Waiting time and Dead Trips: When getting a flat rate quote for piano moving, it is based on the piano mover getting in, doing his business and getting out. The quote is not based on him waiting around for you or coming back another time because you have not got your keys yet. Whatever you do make sure you are waiting for him and not the other way around, otherwise you will get the surprised charge of waiting time. If you are not sure when you are going to get your keys, book it for pickup one day and deliver the next. Most piano movers will not charge extra for this (or a nominal charge) as long as it is planned properly in advance. If they go and cannot deliver and have to rebook for another day is what they call a dead trip and incurs a redelivery charge which could be as high as paying for a second move plus storage charges.
Time commitments: There was a day when you wouldn’t get charged for this, because the piano mover could obsorb the cost into the piano move. With the cost of inflation over the last number of years (labour, fuel and truck service) and an ecomony where every penny is squeezed out of companies; those days are virtually gone. The new norm is: The mover is giving the best rate he can (you don’t even have to ask for it), but you have to be available all day so that he can route his truck the most efficient way possible to help him reduce his fuel and labour expenses. He’ll give you a better idea of timing on the actual delivery day, but you have to be available ALL DAY. If you want a smaller time window, then be prepared to pay for it, because the piano mover is going to have to back track or do some sort of poor routing to meet your time commitment, which means more fuel to burn and longer work days. It may not seem like a big deal to you, but it is a big deal to the piano movers, even if they are not letting on to it.
So what does it cost to move a piano? If you have not noticed yet, there are a lot of factors that go into determining the cost of piano moving and those cost are different in one part of the country to another part of the country. A good piano mover will streamline this process to it’s most basic elements, but everything above plays into the cost of moving a piano. I’ve seen some moves in some part of the country go for $100 and others for a couple thousand depending on the distance being travelled. Right now, on average it will fall in the $200-500 range plus tax, but it all comes back to the variables of your specific move.
Pricing around piano movers: When it comes to piano movers or any mover for that matter, they are NOT all equal. When you shop around do not think for a minute that you are comparing the same quality of service. Generally you will find that the pricing is fairly close between them.

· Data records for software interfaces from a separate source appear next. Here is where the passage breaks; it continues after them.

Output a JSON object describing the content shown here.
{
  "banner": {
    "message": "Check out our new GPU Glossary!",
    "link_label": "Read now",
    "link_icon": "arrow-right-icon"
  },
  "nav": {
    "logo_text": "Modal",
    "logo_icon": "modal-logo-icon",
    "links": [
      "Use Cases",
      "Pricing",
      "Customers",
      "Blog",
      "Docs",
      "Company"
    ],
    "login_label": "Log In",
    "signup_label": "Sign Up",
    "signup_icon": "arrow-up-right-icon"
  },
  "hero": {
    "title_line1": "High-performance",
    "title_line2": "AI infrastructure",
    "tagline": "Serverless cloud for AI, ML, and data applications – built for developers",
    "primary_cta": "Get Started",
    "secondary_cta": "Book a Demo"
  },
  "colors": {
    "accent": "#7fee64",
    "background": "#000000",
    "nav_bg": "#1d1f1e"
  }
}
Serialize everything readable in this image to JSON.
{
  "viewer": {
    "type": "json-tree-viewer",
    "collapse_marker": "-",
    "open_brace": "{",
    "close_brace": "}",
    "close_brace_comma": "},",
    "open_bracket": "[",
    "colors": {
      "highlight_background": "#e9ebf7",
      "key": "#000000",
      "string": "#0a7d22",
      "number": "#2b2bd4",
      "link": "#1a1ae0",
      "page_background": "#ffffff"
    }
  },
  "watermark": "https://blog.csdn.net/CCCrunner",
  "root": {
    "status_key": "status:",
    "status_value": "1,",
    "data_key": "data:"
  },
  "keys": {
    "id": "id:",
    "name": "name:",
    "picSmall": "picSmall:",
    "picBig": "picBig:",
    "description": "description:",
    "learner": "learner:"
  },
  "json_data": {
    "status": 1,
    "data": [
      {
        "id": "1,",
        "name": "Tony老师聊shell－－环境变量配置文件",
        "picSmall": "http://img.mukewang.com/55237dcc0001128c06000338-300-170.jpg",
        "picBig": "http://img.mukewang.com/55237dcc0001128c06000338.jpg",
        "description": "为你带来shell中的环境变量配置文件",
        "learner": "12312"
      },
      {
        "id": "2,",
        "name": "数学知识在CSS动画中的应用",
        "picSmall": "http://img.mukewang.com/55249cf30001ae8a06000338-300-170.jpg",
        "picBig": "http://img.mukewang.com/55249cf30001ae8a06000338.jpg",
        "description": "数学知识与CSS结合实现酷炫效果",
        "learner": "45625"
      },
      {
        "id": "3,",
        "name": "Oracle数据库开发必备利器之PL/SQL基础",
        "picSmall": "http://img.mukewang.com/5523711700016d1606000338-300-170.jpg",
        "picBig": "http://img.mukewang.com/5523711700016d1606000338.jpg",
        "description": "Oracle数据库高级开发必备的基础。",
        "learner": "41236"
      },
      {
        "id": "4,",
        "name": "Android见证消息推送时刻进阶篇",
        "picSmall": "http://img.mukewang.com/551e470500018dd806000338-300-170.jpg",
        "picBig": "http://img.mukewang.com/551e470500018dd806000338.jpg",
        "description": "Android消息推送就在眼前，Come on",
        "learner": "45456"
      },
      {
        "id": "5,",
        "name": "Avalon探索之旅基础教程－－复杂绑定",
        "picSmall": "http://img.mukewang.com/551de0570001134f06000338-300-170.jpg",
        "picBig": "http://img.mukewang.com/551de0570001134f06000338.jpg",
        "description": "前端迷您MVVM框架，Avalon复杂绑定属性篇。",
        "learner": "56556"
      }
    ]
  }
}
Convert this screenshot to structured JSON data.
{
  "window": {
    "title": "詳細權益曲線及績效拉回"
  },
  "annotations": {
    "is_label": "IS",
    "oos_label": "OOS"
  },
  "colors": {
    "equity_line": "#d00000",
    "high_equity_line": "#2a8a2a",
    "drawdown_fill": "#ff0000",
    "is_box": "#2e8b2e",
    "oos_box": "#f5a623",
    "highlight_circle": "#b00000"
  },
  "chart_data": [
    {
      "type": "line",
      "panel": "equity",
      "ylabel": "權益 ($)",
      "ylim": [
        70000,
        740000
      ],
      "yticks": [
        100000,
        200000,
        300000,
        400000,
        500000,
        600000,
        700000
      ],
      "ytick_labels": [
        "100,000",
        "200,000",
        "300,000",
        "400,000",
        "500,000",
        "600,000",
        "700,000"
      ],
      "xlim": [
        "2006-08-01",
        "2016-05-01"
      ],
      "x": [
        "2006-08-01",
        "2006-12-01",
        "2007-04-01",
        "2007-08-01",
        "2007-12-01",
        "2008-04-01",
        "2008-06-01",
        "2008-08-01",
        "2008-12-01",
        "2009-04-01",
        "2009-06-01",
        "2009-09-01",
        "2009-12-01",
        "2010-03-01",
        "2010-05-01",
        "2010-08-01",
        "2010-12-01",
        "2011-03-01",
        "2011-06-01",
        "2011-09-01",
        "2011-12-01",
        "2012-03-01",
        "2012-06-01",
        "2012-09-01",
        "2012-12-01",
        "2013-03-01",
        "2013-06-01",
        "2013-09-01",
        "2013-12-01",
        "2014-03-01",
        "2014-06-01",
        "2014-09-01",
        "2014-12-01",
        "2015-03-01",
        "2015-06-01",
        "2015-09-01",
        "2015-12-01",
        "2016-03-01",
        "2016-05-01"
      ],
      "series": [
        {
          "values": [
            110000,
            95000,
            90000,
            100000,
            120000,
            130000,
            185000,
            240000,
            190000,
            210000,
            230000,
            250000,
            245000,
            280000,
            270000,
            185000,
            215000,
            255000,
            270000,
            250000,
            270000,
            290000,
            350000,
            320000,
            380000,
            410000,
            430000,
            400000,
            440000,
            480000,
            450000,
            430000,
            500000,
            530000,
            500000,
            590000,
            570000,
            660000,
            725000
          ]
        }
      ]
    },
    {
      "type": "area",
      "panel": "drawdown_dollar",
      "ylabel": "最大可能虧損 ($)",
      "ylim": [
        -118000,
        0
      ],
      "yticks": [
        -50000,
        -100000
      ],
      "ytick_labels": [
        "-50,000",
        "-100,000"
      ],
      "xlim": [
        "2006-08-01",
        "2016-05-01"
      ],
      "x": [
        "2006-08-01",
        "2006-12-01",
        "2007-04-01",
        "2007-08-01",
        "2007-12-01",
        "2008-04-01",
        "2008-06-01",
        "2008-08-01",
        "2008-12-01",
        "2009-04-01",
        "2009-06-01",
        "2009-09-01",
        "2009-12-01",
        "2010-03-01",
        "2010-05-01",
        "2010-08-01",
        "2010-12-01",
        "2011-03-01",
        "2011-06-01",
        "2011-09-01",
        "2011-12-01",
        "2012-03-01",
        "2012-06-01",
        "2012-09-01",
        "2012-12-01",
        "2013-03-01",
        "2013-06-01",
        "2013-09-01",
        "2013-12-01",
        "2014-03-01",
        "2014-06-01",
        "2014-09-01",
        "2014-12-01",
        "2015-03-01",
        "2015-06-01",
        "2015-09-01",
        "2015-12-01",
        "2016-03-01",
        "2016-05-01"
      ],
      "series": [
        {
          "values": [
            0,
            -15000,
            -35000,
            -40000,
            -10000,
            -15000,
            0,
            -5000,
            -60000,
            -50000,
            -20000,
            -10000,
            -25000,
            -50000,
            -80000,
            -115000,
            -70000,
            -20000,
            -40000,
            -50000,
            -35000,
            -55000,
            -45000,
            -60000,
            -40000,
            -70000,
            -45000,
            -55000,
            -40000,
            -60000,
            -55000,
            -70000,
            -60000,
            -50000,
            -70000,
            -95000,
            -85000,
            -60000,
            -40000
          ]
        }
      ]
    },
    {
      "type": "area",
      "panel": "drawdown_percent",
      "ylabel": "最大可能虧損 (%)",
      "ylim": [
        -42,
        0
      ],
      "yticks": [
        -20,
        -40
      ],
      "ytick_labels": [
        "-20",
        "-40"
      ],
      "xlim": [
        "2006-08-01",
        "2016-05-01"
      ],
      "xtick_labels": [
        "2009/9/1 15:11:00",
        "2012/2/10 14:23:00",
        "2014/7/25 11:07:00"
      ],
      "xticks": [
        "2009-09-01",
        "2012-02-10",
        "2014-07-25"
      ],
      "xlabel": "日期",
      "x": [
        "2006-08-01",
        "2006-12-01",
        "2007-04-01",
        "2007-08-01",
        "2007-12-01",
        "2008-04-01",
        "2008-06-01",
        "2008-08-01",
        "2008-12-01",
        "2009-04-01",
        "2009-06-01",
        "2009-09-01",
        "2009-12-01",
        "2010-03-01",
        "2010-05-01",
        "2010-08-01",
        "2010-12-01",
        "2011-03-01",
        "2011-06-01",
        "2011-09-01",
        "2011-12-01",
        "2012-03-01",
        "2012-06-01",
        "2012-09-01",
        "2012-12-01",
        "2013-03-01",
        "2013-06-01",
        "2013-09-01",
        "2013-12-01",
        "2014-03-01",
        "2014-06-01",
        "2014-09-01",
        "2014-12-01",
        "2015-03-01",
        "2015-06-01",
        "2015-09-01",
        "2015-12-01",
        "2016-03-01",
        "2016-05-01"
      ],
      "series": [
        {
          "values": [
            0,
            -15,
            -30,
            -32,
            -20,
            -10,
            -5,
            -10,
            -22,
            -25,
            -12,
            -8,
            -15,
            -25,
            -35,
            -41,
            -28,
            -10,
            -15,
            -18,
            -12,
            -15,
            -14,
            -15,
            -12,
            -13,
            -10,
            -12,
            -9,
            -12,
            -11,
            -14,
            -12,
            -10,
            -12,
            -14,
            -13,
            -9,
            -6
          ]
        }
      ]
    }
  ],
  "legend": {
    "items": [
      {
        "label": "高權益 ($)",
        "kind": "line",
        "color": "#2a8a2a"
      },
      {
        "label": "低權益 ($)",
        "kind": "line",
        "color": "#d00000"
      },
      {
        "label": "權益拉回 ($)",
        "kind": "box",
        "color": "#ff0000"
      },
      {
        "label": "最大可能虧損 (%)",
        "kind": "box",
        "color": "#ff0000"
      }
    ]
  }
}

With that information in mind, stick with the most reputable. It may cost a few extra dollars up front to go with the more reputable mover, but think of it like insurance. The odds of a claim are that much less and if there is a claim; you are more likely going to get service. There are a lot of the cheap movers say they are insured, but do not stand behind there workmanship when things go wrong. I cannot stress this enough: Use a reputable piano mover!